→ EXERCISE DETAILS: Show each line of the entries below in which the word "heading" appears.

RECORDS FOR THE TASK section start

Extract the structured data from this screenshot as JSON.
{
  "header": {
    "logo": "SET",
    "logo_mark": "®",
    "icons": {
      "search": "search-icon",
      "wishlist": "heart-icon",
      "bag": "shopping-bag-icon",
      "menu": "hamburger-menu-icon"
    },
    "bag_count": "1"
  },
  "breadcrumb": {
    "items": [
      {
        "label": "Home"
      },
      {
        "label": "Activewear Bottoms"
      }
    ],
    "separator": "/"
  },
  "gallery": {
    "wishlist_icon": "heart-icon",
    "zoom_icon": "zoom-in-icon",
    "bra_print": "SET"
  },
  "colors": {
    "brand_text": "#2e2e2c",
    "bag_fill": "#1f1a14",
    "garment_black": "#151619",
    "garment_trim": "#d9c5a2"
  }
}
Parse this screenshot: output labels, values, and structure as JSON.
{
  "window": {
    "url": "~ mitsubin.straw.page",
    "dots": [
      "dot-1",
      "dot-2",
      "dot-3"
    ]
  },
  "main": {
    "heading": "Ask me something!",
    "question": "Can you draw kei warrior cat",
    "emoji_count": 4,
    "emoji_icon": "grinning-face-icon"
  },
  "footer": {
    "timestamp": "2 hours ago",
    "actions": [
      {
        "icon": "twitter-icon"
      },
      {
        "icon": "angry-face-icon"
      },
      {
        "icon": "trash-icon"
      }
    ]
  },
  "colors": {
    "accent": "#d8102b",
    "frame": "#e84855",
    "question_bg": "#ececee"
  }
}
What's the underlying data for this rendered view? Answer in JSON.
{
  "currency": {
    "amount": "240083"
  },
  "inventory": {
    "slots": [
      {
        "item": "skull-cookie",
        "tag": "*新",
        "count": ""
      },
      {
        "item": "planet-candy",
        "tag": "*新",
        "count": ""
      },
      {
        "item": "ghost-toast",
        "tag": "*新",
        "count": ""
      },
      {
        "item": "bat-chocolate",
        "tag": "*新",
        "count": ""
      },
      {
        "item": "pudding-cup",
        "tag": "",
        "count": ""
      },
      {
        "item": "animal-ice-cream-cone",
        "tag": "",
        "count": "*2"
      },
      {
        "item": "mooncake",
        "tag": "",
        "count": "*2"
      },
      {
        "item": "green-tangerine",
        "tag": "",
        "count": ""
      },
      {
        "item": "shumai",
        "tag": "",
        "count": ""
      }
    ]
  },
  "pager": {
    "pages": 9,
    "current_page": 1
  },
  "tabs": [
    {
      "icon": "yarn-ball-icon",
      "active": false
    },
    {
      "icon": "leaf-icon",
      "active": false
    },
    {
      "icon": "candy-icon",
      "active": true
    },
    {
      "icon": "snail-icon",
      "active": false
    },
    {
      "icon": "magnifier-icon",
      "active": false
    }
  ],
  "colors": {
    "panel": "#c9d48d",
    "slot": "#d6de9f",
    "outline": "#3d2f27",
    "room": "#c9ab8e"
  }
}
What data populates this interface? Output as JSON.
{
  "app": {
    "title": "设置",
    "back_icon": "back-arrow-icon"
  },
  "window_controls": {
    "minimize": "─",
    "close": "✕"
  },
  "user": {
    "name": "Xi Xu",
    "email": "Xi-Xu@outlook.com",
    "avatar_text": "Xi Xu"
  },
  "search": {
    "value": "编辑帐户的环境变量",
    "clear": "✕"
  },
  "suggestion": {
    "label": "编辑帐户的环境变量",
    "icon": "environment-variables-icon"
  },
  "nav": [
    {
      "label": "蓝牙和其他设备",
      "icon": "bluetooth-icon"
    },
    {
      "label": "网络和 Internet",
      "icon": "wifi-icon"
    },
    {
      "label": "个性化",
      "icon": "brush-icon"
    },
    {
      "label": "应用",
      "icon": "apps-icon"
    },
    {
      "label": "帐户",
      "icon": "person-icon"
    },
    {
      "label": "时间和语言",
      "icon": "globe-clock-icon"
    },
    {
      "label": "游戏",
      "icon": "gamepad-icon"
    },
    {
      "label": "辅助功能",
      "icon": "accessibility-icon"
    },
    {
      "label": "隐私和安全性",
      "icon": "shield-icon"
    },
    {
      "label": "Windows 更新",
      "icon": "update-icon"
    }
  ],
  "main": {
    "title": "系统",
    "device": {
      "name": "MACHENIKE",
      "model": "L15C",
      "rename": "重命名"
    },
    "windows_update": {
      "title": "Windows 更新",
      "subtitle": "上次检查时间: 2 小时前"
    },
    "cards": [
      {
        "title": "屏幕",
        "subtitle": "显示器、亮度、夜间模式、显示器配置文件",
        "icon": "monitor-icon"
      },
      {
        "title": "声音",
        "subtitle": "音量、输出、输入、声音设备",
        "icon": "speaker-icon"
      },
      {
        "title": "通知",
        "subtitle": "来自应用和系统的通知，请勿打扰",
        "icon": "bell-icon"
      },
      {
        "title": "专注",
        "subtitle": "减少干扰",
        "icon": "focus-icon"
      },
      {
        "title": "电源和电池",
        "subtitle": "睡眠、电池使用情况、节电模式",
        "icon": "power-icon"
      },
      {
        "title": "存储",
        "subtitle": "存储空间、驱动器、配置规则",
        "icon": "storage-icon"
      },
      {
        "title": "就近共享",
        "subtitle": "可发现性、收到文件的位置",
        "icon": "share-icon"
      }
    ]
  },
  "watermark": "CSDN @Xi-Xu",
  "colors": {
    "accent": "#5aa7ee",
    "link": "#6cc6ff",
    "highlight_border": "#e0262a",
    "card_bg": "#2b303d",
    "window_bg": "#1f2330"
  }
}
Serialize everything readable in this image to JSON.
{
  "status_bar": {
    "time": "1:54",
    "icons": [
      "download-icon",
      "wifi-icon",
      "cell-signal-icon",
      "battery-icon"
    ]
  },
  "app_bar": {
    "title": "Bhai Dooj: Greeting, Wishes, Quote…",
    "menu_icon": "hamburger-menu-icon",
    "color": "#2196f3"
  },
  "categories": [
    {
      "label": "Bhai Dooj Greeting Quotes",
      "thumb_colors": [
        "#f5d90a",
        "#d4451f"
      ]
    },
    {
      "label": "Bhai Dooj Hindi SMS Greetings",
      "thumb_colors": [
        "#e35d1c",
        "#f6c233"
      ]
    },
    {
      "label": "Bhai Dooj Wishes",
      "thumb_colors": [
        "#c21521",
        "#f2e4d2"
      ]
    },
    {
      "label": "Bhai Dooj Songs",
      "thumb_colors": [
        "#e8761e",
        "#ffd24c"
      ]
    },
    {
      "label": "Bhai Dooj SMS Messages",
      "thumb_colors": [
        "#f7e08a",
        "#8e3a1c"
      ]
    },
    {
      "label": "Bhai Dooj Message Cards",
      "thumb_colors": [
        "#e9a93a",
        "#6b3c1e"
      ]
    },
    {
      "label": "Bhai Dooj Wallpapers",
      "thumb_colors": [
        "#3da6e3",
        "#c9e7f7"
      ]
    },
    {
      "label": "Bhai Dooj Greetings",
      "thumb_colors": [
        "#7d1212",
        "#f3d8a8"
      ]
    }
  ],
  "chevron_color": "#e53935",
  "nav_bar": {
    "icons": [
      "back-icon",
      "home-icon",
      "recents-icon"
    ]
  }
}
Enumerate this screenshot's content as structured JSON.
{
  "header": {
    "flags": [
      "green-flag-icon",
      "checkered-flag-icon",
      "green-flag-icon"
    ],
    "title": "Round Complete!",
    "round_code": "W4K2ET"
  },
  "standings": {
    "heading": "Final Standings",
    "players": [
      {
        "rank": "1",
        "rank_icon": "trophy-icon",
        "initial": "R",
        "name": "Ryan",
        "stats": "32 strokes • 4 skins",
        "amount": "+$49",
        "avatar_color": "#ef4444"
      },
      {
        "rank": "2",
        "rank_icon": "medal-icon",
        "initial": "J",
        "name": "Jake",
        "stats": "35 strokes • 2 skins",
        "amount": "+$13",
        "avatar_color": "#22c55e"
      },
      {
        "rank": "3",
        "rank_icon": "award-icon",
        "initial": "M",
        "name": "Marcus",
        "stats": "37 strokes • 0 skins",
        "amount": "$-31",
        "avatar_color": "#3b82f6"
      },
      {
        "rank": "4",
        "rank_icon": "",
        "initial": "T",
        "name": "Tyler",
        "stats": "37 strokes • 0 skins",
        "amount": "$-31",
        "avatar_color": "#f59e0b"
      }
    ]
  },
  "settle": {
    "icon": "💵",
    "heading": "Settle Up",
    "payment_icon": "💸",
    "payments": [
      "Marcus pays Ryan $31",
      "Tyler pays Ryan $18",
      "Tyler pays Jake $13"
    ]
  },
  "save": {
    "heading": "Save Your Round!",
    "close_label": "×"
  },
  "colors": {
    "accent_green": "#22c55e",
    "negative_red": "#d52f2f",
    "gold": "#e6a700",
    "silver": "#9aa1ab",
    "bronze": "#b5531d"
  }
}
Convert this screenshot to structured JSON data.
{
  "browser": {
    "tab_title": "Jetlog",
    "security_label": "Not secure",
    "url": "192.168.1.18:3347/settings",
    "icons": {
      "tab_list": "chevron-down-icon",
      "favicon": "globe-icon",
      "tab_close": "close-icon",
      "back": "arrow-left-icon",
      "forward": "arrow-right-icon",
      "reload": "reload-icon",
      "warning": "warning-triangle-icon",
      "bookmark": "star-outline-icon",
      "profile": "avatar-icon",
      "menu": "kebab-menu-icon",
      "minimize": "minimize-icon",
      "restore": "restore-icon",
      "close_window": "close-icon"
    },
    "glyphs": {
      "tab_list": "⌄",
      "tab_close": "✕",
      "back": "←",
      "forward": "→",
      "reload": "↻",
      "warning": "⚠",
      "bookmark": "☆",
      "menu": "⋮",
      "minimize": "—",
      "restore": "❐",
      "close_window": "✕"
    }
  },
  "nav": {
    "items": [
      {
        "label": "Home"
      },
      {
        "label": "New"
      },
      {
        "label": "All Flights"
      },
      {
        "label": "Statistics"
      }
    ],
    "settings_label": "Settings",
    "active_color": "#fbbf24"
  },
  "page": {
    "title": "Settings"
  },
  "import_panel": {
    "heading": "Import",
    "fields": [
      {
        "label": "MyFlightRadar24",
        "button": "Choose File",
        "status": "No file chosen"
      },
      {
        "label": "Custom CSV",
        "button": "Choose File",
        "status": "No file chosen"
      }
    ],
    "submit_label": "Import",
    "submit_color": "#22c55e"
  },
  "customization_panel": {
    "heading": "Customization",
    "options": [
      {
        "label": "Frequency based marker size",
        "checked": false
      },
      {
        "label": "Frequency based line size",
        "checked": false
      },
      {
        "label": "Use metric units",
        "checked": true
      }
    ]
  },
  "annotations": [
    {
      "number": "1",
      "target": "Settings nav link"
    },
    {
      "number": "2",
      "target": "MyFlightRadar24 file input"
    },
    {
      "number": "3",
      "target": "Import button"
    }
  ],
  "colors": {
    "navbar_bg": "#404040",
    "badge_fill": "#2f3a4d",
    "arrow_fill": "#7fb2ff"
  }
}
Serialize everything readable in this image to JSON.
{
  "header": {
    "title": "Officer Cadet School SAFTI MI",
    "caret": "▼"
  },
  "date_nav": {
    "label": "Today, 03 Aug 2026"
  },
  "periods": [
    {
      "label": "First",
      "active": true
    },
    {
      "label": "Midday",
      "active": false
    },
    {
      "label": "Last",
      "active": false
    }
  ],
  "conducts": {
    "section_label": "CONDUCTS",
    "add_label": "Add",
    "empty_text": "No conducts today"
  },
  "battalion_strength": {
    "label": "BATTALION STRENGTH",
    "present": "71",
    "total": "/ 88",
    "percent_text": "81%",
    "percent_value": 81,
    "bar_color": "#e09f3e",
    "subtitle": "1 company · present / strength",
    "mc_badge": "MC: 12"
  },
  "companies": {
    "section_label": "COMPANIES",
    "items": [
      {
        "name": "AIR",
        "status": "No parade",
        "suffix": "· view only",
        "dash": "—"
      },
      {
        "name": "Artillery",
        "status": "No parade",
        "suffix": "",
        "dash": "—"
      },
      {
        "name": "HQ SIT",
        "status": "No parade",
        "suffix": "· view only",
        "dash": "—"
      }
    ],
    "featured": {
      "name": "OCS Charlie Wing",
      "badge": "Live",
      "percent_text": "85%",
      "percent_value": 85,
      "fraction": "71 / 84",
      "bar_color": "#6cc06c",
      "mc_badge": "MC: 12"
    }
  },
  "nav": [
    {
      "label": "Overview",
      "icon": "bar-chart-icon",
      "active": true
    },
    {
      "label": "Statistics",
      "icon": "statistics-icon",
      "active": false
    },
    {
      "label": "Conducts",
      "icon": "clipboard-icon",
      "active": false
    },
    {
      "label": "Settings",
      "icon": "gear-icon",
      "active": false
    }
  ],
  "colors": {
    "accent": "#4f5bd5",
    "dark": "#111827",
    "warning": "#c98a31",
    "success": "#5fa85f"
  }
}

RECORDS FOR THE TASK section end

→ SOLUTION TO THIS TASK:
    "heading": "Ask me something!",
    "heading": "Final Standings",
    "heading": "Settle Up",
    "heading": "Save Your Round!",
    "heading": "Import",
    "heading": "Customization",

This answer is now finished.